------ MATERIAL FOR THIS TASK
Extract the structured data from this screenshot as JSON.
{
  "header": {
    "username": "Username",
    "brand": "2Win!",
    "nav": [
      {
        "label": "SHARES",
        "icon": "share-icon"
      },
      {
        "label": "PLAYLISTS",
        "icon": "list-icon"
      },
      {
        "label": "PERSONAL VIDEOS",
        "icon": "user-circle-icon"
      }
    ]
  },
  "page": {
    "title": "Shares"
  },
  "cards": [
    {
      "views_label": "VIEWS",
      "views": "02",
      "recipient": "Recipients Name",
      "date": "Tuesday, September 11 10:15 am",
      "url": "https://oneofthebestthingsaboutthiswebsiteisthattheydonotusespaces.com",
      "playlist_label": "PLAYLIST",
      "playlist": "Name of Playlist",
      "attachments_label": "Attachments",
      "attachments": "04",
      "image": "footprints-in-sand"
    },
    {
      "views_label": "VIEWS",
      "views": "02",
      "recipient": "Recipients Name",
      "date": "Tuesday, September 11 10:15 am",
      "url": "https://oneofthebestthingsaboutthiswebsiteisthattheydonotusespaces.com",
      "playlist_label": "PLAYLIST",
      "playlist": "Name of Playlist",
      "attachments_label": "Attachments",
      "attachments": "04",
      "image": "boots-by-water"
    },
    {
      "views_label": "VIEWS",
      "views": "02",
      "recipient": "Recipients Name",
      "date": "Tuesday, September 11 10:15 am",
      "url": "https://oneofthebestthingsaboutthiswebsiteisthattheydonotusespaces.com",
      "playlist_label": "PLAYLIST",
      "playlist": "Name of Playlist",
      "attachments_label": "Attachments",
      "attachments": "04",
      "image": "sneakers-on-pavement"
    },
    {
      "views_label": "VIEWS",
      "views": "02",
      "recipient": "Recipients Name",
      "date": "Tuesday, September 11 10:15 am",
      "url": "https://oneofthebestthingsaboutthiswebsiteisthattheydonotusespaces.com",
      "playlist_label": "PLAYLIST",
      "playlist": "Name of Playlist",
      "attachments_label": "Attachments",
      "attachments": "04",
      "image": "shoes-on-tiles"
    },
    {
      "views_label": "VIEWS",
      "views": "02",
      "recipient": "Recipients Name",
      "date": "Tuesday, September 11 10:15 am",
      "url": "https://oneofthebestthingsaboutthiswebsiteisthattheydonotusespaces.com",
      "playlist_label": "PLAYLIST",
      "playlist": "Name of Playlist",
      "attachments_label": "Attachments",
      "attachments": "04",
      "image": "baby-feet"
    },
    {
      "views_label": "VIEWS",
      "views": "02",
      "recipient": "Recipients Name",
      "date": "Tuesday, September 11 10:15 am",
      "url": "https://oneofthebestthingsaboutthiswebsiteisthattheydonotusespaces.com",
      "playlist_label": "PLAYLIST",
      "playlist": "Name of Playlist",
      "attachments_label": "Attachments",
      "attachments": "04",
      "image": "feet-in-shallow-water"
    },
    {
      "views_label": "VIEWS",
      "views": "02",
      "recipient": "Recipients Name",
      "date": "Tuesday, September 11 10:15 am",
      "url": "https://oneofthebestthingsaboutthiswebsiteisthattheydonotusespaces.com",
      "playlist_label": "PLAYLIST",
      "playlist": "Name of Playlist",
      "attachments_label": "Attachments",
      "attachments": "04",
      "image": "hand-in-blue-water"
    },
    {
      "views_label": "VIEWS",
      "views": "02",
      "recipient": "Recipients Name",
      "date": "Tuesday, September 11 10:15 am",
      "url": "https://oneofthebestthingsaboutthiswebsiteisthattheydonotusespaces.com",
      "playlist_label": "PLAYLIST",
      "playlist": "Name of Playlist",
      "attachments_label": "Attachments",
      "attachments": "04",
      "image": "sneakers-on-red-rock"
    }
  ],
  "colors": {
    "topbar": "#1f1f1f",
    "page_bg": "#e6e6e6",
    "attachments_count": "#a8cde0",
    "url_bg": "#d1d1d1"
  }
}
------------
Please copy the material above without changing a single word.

__COMPLETED TASK__:
Extract the structured data from this screenshot as JSON.
{
  "header": {
    "username": "Username",
    "brand": "2Win!",
    "nav": [
      {
        "label": "SHARES",
        "icon": "share-icon"
      },
      {
        "label": "PLAYLISTS",
        "icon": "list-icon"
      },
      {
        "label": "PERSONAL VIDEOS",
        "icon": "user-circle-icon"
      }
    ]
  },
  "page": {
    "title": "Shares"
  },
  "cards": [
    {
      "views_label": "VIEWS",
      "views": "02",
      "recipient": "Recipients Name",
      "date": "Tuesday, September 11 10:15 am",
      "url": "https://oneofthebestthingsaboutthiswebsiteisthattheydonotusespaces.com",
      "playlist_label": "PLAYLIST",
      "playlist": "Name of Playlist",
      "attachments_label": "Attachments",
      "attachments": "04",
      "image": "footprints-in-sand"
    },
    {
      "views_label": "VIEWS",
      "views": "02",
      "recipient": "Recipients Name",
      "date": "Tuesday, September 11 10:15 am",
      "url": "https://oneofthebestthingsaboutthiswebsiteisthattheydonotusespaces.com",
      "playlist_label": "PLAYLIST",
      "playlist": "Name of Playlist",
      "attachments_label": "Attachments",
      "attachments": "04",
      "image": "boots-by-water"
    },
    {
      "views_label": "VIEWS",
      "views": "02",
      "recipient": "Recipients Name",
      "date": "Tuesday, September 11 10:15 am",
      "url": "https://oneofthebestthingsaboutthiswebsiteisthattheydonotusespaces.com",
      "playlist_label": "PLAYLIST",
      "playlist": "Name of Playlist",
      "attachments_label": "Attachments",
      "attachments": "04",
      "image": "sneakers-on-pavement"
    },
    {
      "views_label": "VIEWS",
      "views": "02",
      "recipient": "Recipients Name",
      "date": "Tuesday, September 11 10:15 am",
      "url": "https://oneofthebestthingsaboutthiswebsiteisthattheydonotusespaces.com",
      "playlist_label": "PLAYLIST",
      "playlist": "Name of Playlist",
      "attachments_label": "Attachments",
      "attachments": "04",
      "image": "shoes-on-tiles"
    },
    {
      "views_label": "VIEWS",
      "views": "02",
      "recipient": "Recipients Name",
      "date": "Tuesday, September 11 10:15 am",
      "url": "https://oneofthebestthingsaboutthiswebsiteisthattheydonotusespaces.com",
      "playlist_label": "PLAYLIST",
      "playlist": "Name of Playlist",
      "attachments_label": "Attachments",
      "attachments": "04",
      "image": "baby-feet"
    },
    {
      "views_label": "VIEWS",
      "views": "02",
      "recipient": "Recipients Name",
      "date": "Tuesday, September 11 10:15 am",
      "url": "https://oneofthebestthingsaboutthiswebsiteisthattheydonotusespaces.com",
      "playlist_label": "PLAYLIST",
      "playlist": "Name of Playlist",
      "attachments_label": "Attachments",
      "attachments": "04",
      "image": "feet-in-shallow-water"
    },
    {
      "views_label": "VIEWS",
      "views": "02",
      "recipient": "Recipients Name",
      "date": "Tuesday, September 11 10:15 am",
      "url": "https://oneofthebestthingsaboutthiswebsiteisthattheydonotusespaces.com",
      "playlist_label": "PLAYLIST",
      "playlist": "Name of Playlist",
      "attachments_label": "Attachments",
      "attachments": "04",
      "image": "hand-in-blue-water"
    },
    {
      "views_label": "VIEWS",
      "views": "02",
      "recipient": "Recipients Name",
      "date": "Tuesday, September 11 10:15 am",
      "url": "https://oneofthebestthingsaboutthiswebsiteisthattheydonotusespaces.com",
      "playlist_label": "PLAYLIST",
      "playlist": "Name of Playlist",
      "attachments_label": "Attachments",
      "attachments": "04",
      "image": "sneakers-on-red-rock"
    }
  ],
  "colors": {
    "topbar": "#1f1f1f",
    "page_bg": "#e6e6e6",
    "attachments_count": "#a8cde0",
    "url_bg": "#d1d1d1"
  }
}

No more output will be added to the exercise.